Should We Drill in the Arctic National Wildlife Refuge? An Economic Perspective
This paper provides model-based estimates of the value of oil in Alaska's Arctic National Wildlife Refuge (ANWR). The best estimate of economically recoverable oil in the federal portion of ANWR is 7.06 billion barrels of oil, a quantity roughly equal to US consumption in 2005. The oil is worth $374 billion ($2005), but would cost $123 billion to extract and bring to market. The difference, $251 billion, would generate social benefits through industry rents of $90 billion as well as state and federal tax revenues of $37 billion and $124 billion, respectively. A contribution of the paper is the decomposition of the benefits between industry rents and tax revenue for a range of price and quantity scenarios. But drilling and development in ANWR would also bring about environmental costs. These costs would consist largely of lost nonuse values for the protected status of ANWR's natural environment. Rather than estimate these costs and conduct a benefit-cost analysis, we calculate the costs that would generate a breakeven result. We find that the average breakeven willingness to accept compensation to allow drilling in ANWR ranges from $582 to $1,782 per person, with a mean estimate of $1,141.
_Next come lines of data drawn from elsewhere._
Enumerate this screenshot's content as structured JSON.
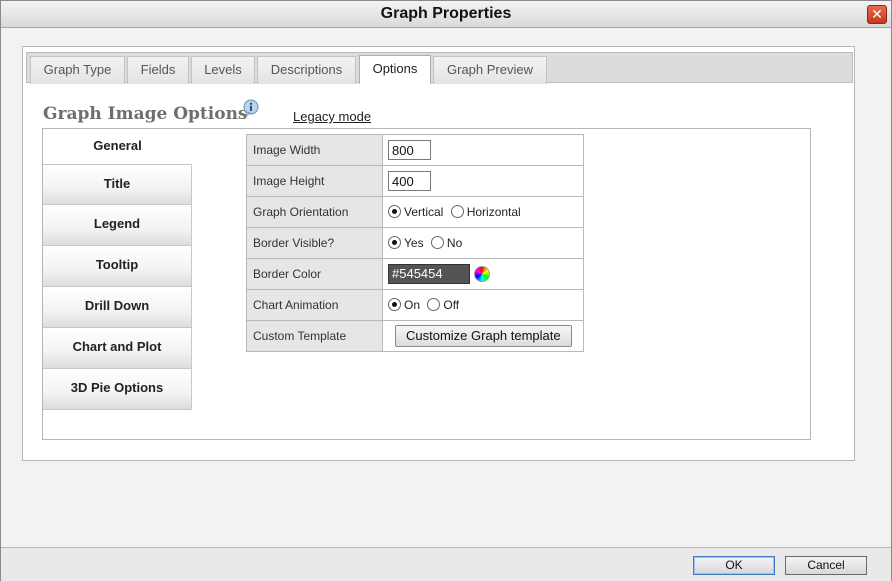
{
  "window": {
    "title": "Graph Properties",
    "close_glyph": "✕"
  },
  "tabs": [
    {
      "label": "Graph Type"
    },
    {
      "label": "Fields"
    },
    {
      "label": "Levels"
    },
    {
      "label": "Descriptions"
    },
    {
      "label": "Options",
      "active": true
    },
    {
      "label": "Graph Preview"
    }
  ],
  "section": {
    "title": "Graph Image Options",
    "legacy_link": "Legacy mode",
    "info_icon": "info-icon"
  },
  "side_tabs": [
    {
      "label": "General",
      "active": true
    },
    {
      "label": "Title"
    },
    {
      "label": "Legend"
    },
    {
      "label": "Tooltip"
    },
    {
      "label": "Drill Down"
    },
    {
      "label": "Chart and Plot"
    },
    {
      "label": "3D Pie Options"
    }
  ],
  "properties": {
    "image_width": {
      "label": "Image Width",
      "value": "800"
    },
    "image_height": {
      "label": "Image Height",
      "value": "400"
    },
    "orientation": {
      "label": "Graph Orientation",
      "options": [
        "Vertical",
        "Horizontal"
      ],
      "selected": "Vertical"
    },
    "border_visible": {
      "label": "Border Visible?",
      "options": [
        "Yes",
        "No"
      ],
      "selected": "Yes"
    },
    "border_color": {
      "label": "Border Color",
      "value": "#545454"
    },
    "chart_animation": {
      "label": "Chart Animation",
      "options": [
        "On",
        "Off"
      ],
      "selected": "On"
    },
    "custom_template": {
      "label": "Custom Template",
      "button": "Customize Graph template"
    }
  },
  "footer": {
    "ok_label": "OK",
    "cancel_label": "Cancel"
  },
  "colors": {
    "border_color_swatch": "#545454",
    "close_button": "#d9482b"
  }
}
We are grateful to Chris Costello, Bob Deacon, Charlie Kolstad, Michael Moore, and Oran Young for helpful comments on an earlier version of this paper. We alone are responsible for any remaining errors or omissions. The views expressed herein are those of the author(s) and do not necessarily reflect the views of the National Bureau of Economic Research.
Kotchen, Matthew J. & Burger, Nicholas E., 2007. "Should we drill in the Arctic National Wildlife Refuge? An economic perspective," Energy Policy, Elsevier, vol. 35(9), pages 4720-4729, September. citation courtesy of